All's Well That Ends Well (1997): Oxford Stage Company
PrAll's Well That Ends Well (1997)
PRINCIPAL CAST: Jeff Diamond (King of France); Michael Greco (Parolles); Emil Marwa (Bertram); Madlena Nedeva (Countess of Roussillon); Rachel Pickup (Helena).
This was a touring production, so most dates are unknown but it played at the Oxford Playhouse from 11 - 23 August 1997.
"Irina Brook directs this Oxford Stage Company production as a performance by a local travelling troupe in a North African country. I do not see what this contributes to the play, except colourful staging and exotic music. Indeed, Helena's conduct, both at the French court and in her pursuit of Bertram, would be unthinkable in an Islamic country. In a play about social rank, it seems odd, too, that Bertram, before he leaves for Paris, should so affectionately embrace the humbly born Helena whom he looks down on." ~ Sunday Times, 5 October 1997
"Brook decides to set the play in an African market. Traders display wooden toys, hardware, leather goods, and into this busy world two white women wander, looking for souvenirs. Merriment ensues. Then one trader suggests they tell a story, like Mickey Rooney in the movies: right here! And off we go. Africa supplies too little to justify its presence. There is drumming and a metal bowl struck sonorously with a rod. Helena's miracle cure is shown in shadow play behind a sheet. Magical arm-waving seems to be what does the trick, and Rachel Pickup's arms are remarkably elegant." ~ Jeremy Kingston, "Problem left unsolved", The Times, 13 August 1997
"Irina Brook's multi-cultural production of All's Well That Ends Well is wonderfully fresh and captivating. There have been complaints that her chosen format makes a difficult play even more complicated. Proceedings begin in a bustling African marketplace full of street-traders crying up their wares, ethnic drummers and the odd European tourist. A wicker basket is unpacked, costumes are wafted around and one man pops a tambourine on his head and instantly becomes the King of France. In this spontaneous, let's-do-the-show-right-here manner, the group begins to act out the story of Shakespeare's play. When not performing, the actors sit around the side watching, swigging from waterbottles and heightening certain episodes with a percussive accompaniment. Does adding a framing locale to an already geographically restless play cause confusion? Not, I can only report, to my 10-year-old guest, who had no problem cottoning on to the production's sometimes witty, sometimes haunting shorthand, and who was engrossed and enchanted by the piece....Emile Marwa's Bertram, more naive boy than peevish cad, looks as though he may well ripen under Helena's rays. The last time OSC mounted a multi-cultural Shakespeare, with Alexandru Darie's Much Ado, it was an unholy hodge-podge: if, to the strains of a sitar, an Eskimo had wandered on shaking a shillelagh, you would not have been surprised.
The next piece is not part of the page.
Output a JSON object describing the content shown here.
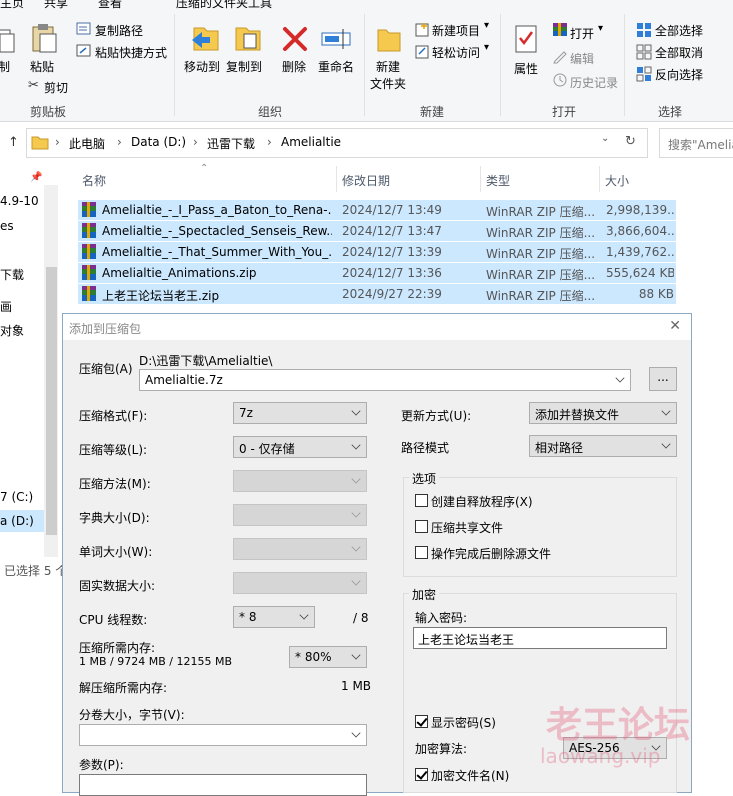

Here, by contrast, the wildly varying styles tend to capture and intensify the spirit of their particular strand - from the refreshing, earthy directness of the African Widow and Diana (Anni Domingo, Clara Onyemere) to Michael Greco's strutting, would-be Latin lover of a Parolles, who gabbles his treacheries at hilarious top speed. Well worth catching on its national tour, this is a production that winningly establishes its own kind of imaginative integrity." ~ Paul Taylor, Independent, 21 August 1997